Day 1: I rolled out Easter Sunday (sorry family, I had to do it) and did the long stretch through SW Michigan, to Fort Wayne, to a lucky find, a Trader Joe's stop in an Indy suburb. Properly fueled up, and starting to wonder if all the flatland would ever yield decent terrain for biking, I headed south toward Columbus, In. and started to see hills, big, beautiful ridges covered with mature Eastern forest. A scant fifteen miles from the highway, six hours home to trail, I pulled through the 9' covered bridge into the park. My non-electric campsite? $10.25. Nearly hyper-ventilating with excitement, I threw on the kit, grabbed the excellent map, and put in an exploratory ride, 10 miles of singletrack and six on the ultra-steep paved park roads. A road rider would have just as much fun as a moutain biker here.
After the ride, I drove the fifteen miles into Bloomington, a gem of a college town, for a locally-grown burger and refreshment. Could life get better? Well, maybe sleeping in a van could be improved upon...but with stars like that?
Day 2: As my friend Ray said while winter camping and dirtbagging around the UP one year, "I want a 'real breakfast.' Let's go the the Sweetwater Cafe!" I wanted a real breakfast and headed to the Muddy Boot in the artist colony, Nashville, Indiana. It's touristy, but has a tiny arthouse cinema, a brewery, restaurants-all the amenities. After powering down a huge plate of local sage sausage, potatoes, eggs, and a gallon of coffee, it was back to the bike. Tough life.

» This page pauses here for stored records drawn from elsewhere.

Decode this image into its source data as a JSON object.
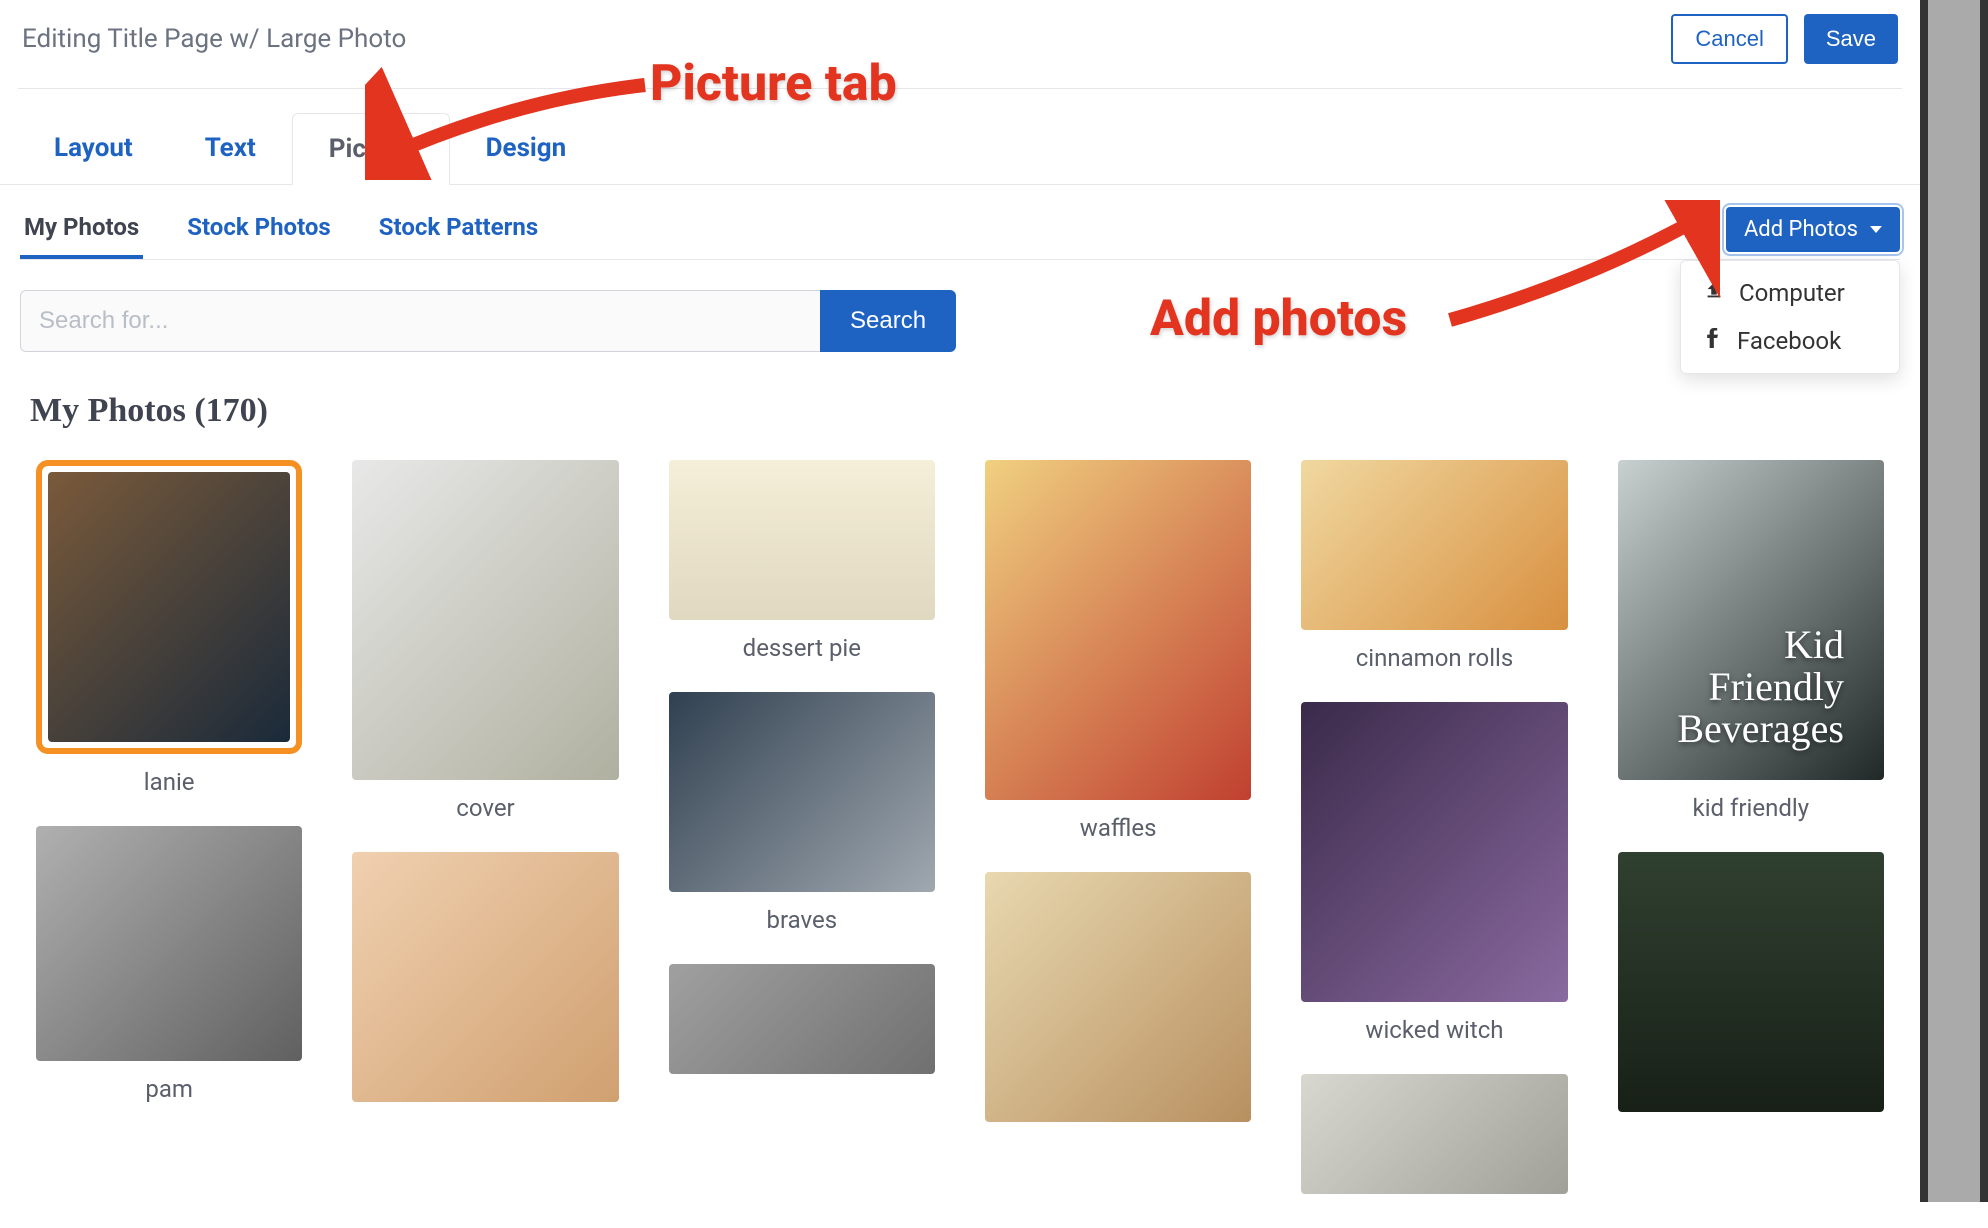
{
  "header": {
    "title": "Editing Title Page w/ Large Photo",
    "cancel_label": "Cancel",
    "save_label": "Save"
  },
  "tabs_main": {
    "layout": "Layout",
    "text": "Text",
    "picture": "Picture",
    "design": "Design",
    "active": "Picture"
  },
  "tabs_sub": {
    "my_photos": "My Photos",
    "stock_photos": "Stock Photos",
    "stock_patterns": "Stock Patterns",
    "active": "My Photos"
  },
  "add_photos": {
    "button_label": "Add Photos",
    "menu": {
      "computer": "Computer",
      "facebook": "Facebook"
    }
  },
  "search": {
    "placeholder": "Search for...",
    "button_label": "Search"
  },
  "section": {
    "title": "My Photos (170)"
  },
  "photos": {
    "col1": [
      {
        "caption": "lanie",
        "selected": true,
        "ph": "ph1"
      },
      {
        "caption": "pam",
        "selected": false,
        "ph": "ph8"
      }
    ],
    "col2": [
      {
        "caption": "cover",
        "selected": false,
        "ph": "ph2"
      },
      {
        "caption": "",
        "selected": false,
        "ph": "ph13"
      }
    ],
    "col3": [
      {
        "caption": "dessert pie",
        "selected": false,
        "ph": "ph3"
      },
      {
        "caption": "braves",
        "selected": false,
        "ph": "ph9"
      },
      {
        "caption": "",
        "selected": false,
        "ph": "ph14"
      }
    ],
    "col4": [
      {
        "caption": "waffles",
        "selected": false,
        "ph": "ph4"
      },
      {
        "caption": "",
        "selected": false,
        "ph": "ph11"
      }
    ],
    "col5": [
      {
        "caption": "cinnamon rolls",
        "selected": false,
        "ph": "ph5"
      },
      {
        "caption": "wicked witch",
        "selected": false,
        "ph": "ph10"
      },
      {
        "caption": "",
        "selected": false,
        "ph": "ph15"
      }
    ],
    "col6": [
      {
        "caption": "kid friendly",
        "selected": false,
        "ph": "ph6",
        "overlay": "Kid\nFriendly\nBeverages"
      },
      {
        "caption": "",
        "selected": false,
        "ph": "ph12"
      }
    ]
  },
  "annotations": {
    "picture_tab_label": "Picture tab",
    "add_photos_label": "Add photos"
  }
}
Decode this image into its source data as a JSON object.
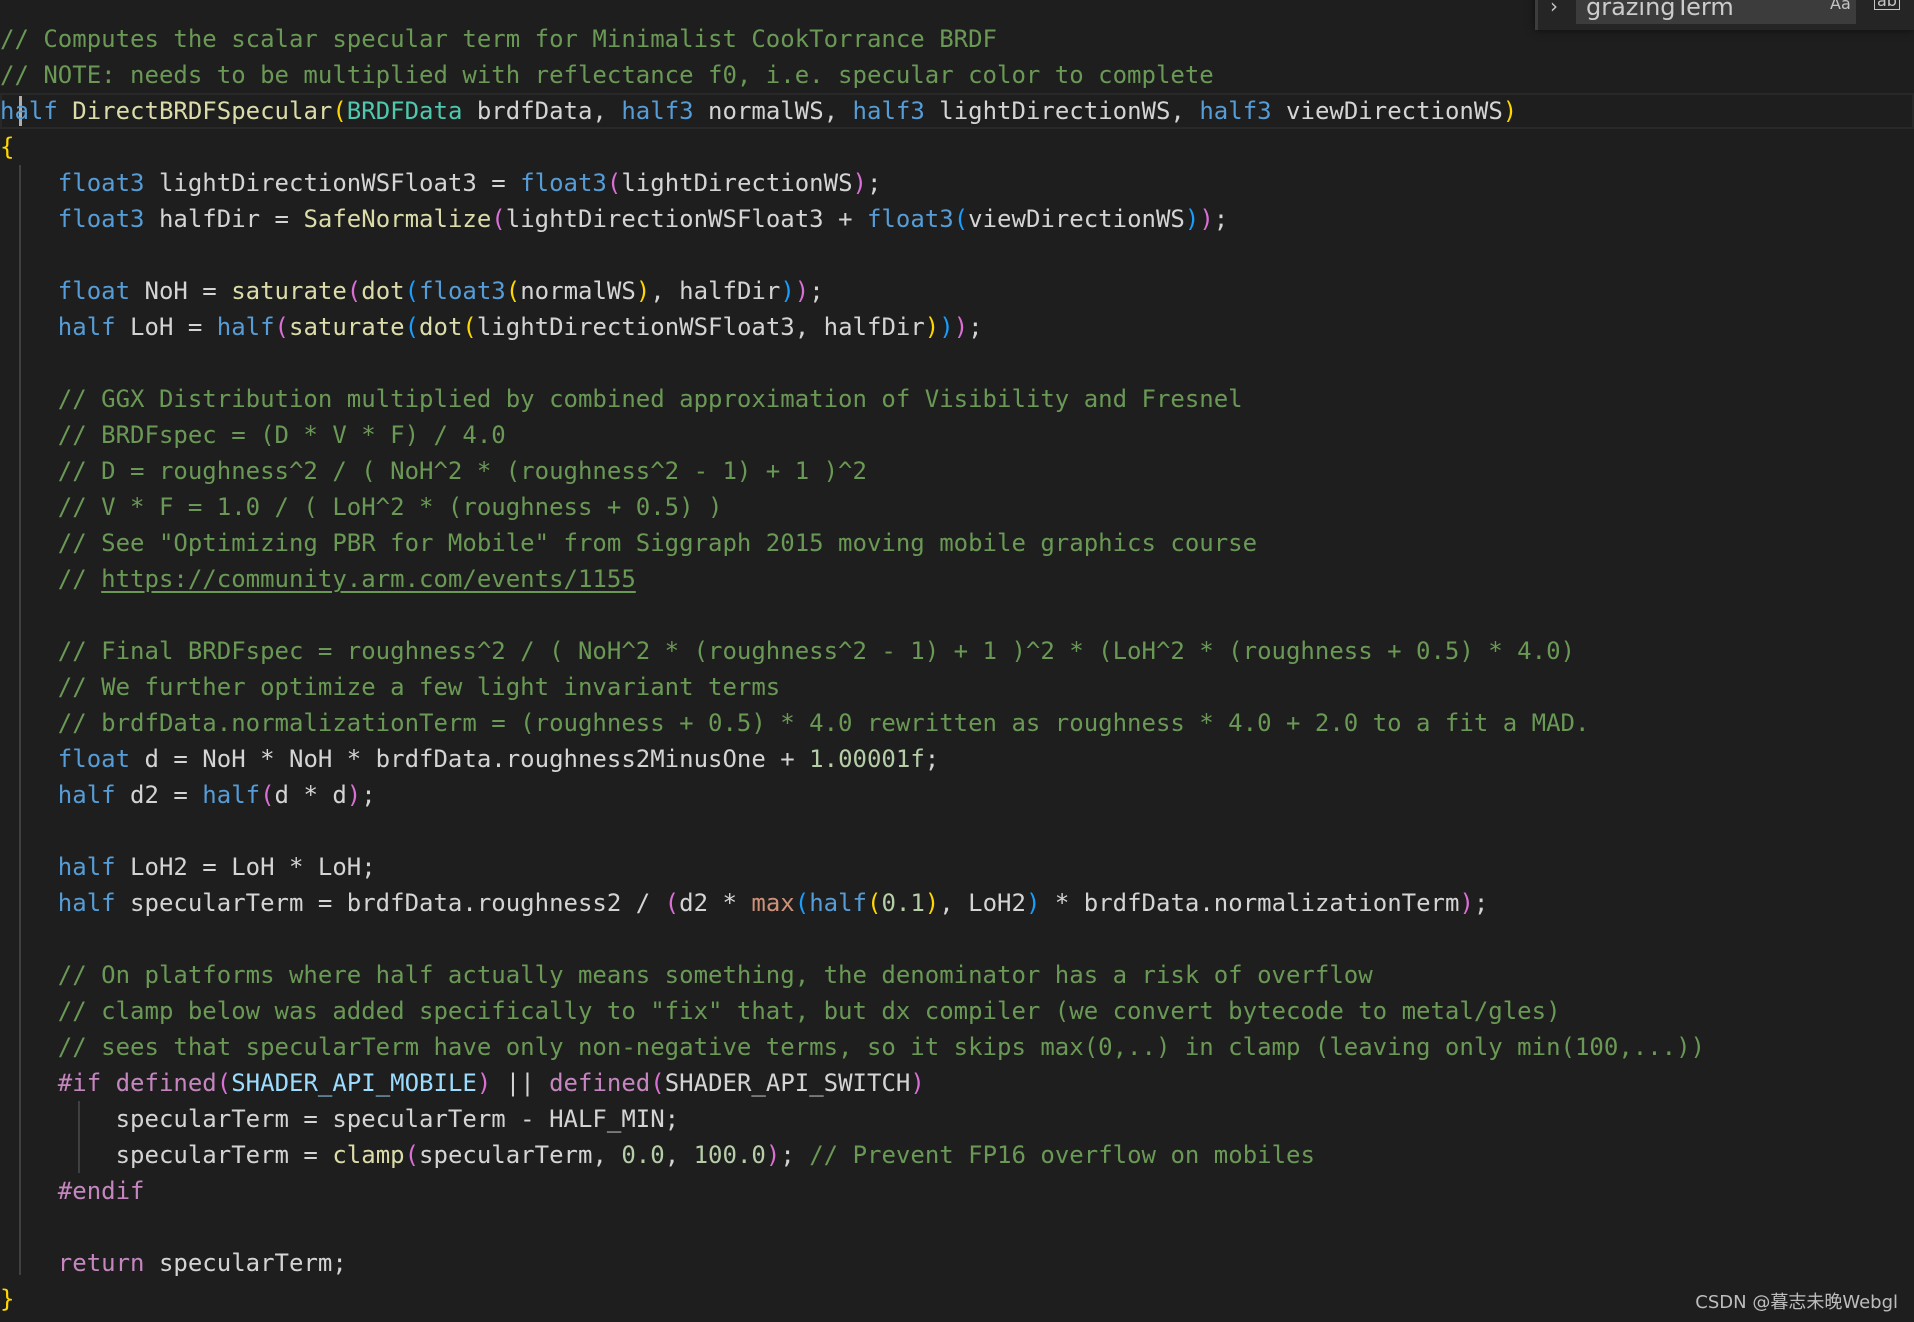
{
  "find_widget": {
    "toggle_icon": "chevron-right-icon",
    "query": "grazingTerm",
    "match_case_label": "Aa",
    "match_word_label": "ab"
  },
  "code": {
    "l01": "// Computes the scalar specular term for Minimalist CookTorrance BRDF",
    "l02": "// NOTE: needs to be multiplied with reflectance f0, i.e. specular color to complete",
    "l03": {
      "t1": "half",
      "t2": "DirectBRDFSpecular",
      "t3": "(",
      "t4": "BRDFData",
      "t5": " brdfData, ",
      "t6": "half3",
      "t7": " normalWS, ",
      "t8": "half3",
      "t9": " lightDirectionWS, ",
      "t10": "half3",
      "t11": " viewDirectionWS",
      "t12": ")"
    },
    "l04": "{",
    "l05": {
      "t1": "float3",
      "t2": " lightDirectionWSFloat3 = ",
      "t3": "float3",
      "t4": "(",
      "t5": "lightDirectionWS",
      "t6": ")",
      "t7": ";"
    },
    "l06": {
      "t1": "float3",
      "t2": " halfDir = ",
      "t3": "SafeNormalize",
      "t4": "(",
      "t5": "lightDirectionWSFloat3 + ",
      "t6": "float3",
      "t7": "(",
      "t8": "viewDirectionWS",
      "t9": ")",
      "t10": ")",
      "t11": ";"
    },
    "l08": {
      "t1": "float",
      "t2": " NoH = ",
      "t3": "saturate",
      "t4": "(",
      "t5": "dot",
      "t6": "(",
      "t7": "float3",
      "t8": "(",
      "t9": "normalWS",
      "t10": ")",
      "t11": ", halfDir",
      "t12": ")",
      "t13": ")",
      "t14": ";"
    },
    "l09": {
      "t1": "half",
      "t2": " LoH = ",
      "t3": "half",
      "t4": "(",
      "t5": "saturate",
      "t6": "(",
      "t7": "dot",
      "t8": "(",
      "t9": "lightDirectionWSFloat3, halfDir",
      "t10": ")",
      "t11": ")",
      "t12": ")",
      "t13": ";"
    },
    "l11": "// GGX Distribution multiplied by combined approximation of Visibility and Fresnel",
    "l12": "// BRDFspec = (D * V * F) / 4.0",
    "l13": "// D = roughness^2 / ( NoH^2 * (roughness^2 - 1) + 1 )^2",
    "l14": "// V * F = 1.0 / ( LoH^2 * (roughness + 0.5) )",
    "l15": "// See \"Optimizing PBR for Mobile\" from Siggraph 2015 moving mobile graphics course",
    "l16": {
      "prefix": "// ",
      "link": "https://community.arm.com/events/1155"
    },
    "l18": "// Final BRDFspec = roughness^2 / ( NoH^2 * (roughness^2 - 1) + 1 )^2 * (LoH^2 * (roughness + 0.5) * 4.0)",
    "l19": "// We further optimize a few light invariant terms",
    "l20": "// brdfData.normalizationTerm = (roughness + 0.5) * 4.0 rewritten as roughness * 4.0 + 2.0 to a fit a MAD.",
    "l21": {
      "t1": "float",
      "t2": " d = NoH * NoH * brdfData.roughness2MinusOne + ",
      "t3": "1.00001f",
      "t4": ";"
    },
    "l22": {
      "t1": "half",
      "t2": " d2 = ",
      "t3": "half",
      "t4": "(",
      "t5": "d * d",
      "t6": ")",
      "t7": ";"
    },
    "l24": {
      "t1": "half",
      "t2": " LoH2 = LoH * LoH;"
    },
    "l25": {
      "t1": "half",
      "t2": " specularTerm = brdfData.roughness2 / ",
      "t3": "(",
      "t4": "d2 * ",
      "t5": "max",
      "t6": "(",
      "t7": "half",
      "t8": "(",
      "t9": "0.1",
      "t10": ")",
      "t11": ", LoH2",
      "t12": ")",
      "t13": " * brdfData.normalizationTerm",
      "t14": ")",
      "t15": ";"
    },
    "l27": "// On platforms where half actually means something, the denominator has a risk of overflow",
    "l28": "// clamp below was added specifically to \"fix\" that, but dx compiler (we convert bytecode to metal/gles)",
    "l29": "// sees that specularTerm have only non-negative terms, so it skips max(0,..) in clamp (leaving only min(100,...))",
    "l30": {
      "t1": "#if",
      "t2": " ",
      "t3": "defined",
      "t4": "(",
      "t5": "SHADER_API_MOBILE",
      "t6": ")",
      "t7": " || ",
      "t8": "defined",
      "t9": "(",
      "t10": "SHADER_API_SWITCH",
      "t11": ")"
    },
    "l31": "specularTerm = specularTerm - HALF_MIN;",
    "l32": {
      "t1": "specularTerm = ",
      "t2": "clamp",
      "t3": "(",
      "t4": "specularTerm, ",
      "t5": "0.0",
      "t6": ", ",
      "t7": "100.0",
      "t8": ")",
      "t9": "; ",
      "t10": "// Prevent FP16 overflow on mobiles"
    },
    "l33": "#endif",
    "l35": {
      "t1": "return",
      "t2": " specularTerm;"
    },
    "l36": "}"
  },
  "watermark": "CSDN @暮志未晚Webgl"
}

Tough miles more like it. In Michigan terms, the closest thing I can compare it to is the South Marquette Trail System. It's flowy, technical, rocky, fast, gnarly, and all fun. There are vistas that look on miles of forest and the trails take you from the Chestnut Oak ridgetops to the Maple/Beech to the creekside ecosystems deep in the valley. The hills run in the 300-400 foot range, not North Carolina, but bigger than my haunts back home in Holly.
These men and women can build some trail! The streams and drains are armored-big, burly rocks that won't be going anywhere, but ride nicely. One new trail, the Schooner Trace, had such nasty rock entrances, I was scared away on my rigid 29er. Maybe I'll be confident enough next time to hit that and some of the doubles that abound on the Lime Kiln Trail. One note: avoid these trails after multi-day rains or in the spring freeze-thaw; the clay must be a mess as there is signage everywhere.
After 26 miles of singletrack, I had ridden all the trail in the park, but only in one direction. I was hammered, quads pulsing, and took a hot shower in the campground. A bit bored with myself, I headed into Bloomington again to Bloomingfoods, a great co-op, and took my Reed's Extra Ginger beer and vittles on the road for a scenic drive. After two hours of scenic hills and farmland, and a discovery of just another 150 or so miles of trail, and a hailstorm of quarter-sized hail, I headed back to camp for a hot Oak fire and the national championship game on Butler radio! Great game but I'm genetically required to root for the underdog.
Day 3: I woke unsure if I had more riding in me, but after strong java and a hearty breakfast in the 70 degree morning, I found enough juice to ride the road to the North Entrance so that I could hit the North Tower and Aynes Loops (both clockwise this time) and finish with the Hesitation Point connector. The fatigue melted away and my heart was singing for the raw beauty of Brown County State Park and its heavenly singletrack.
This area has the potential to develop into a destination, if it's not already. I love the fact that I can ride my bike to five different trail systems from home, but sometimes it's nice to get away from everything to see yet another miraculous place in this fine country of ours.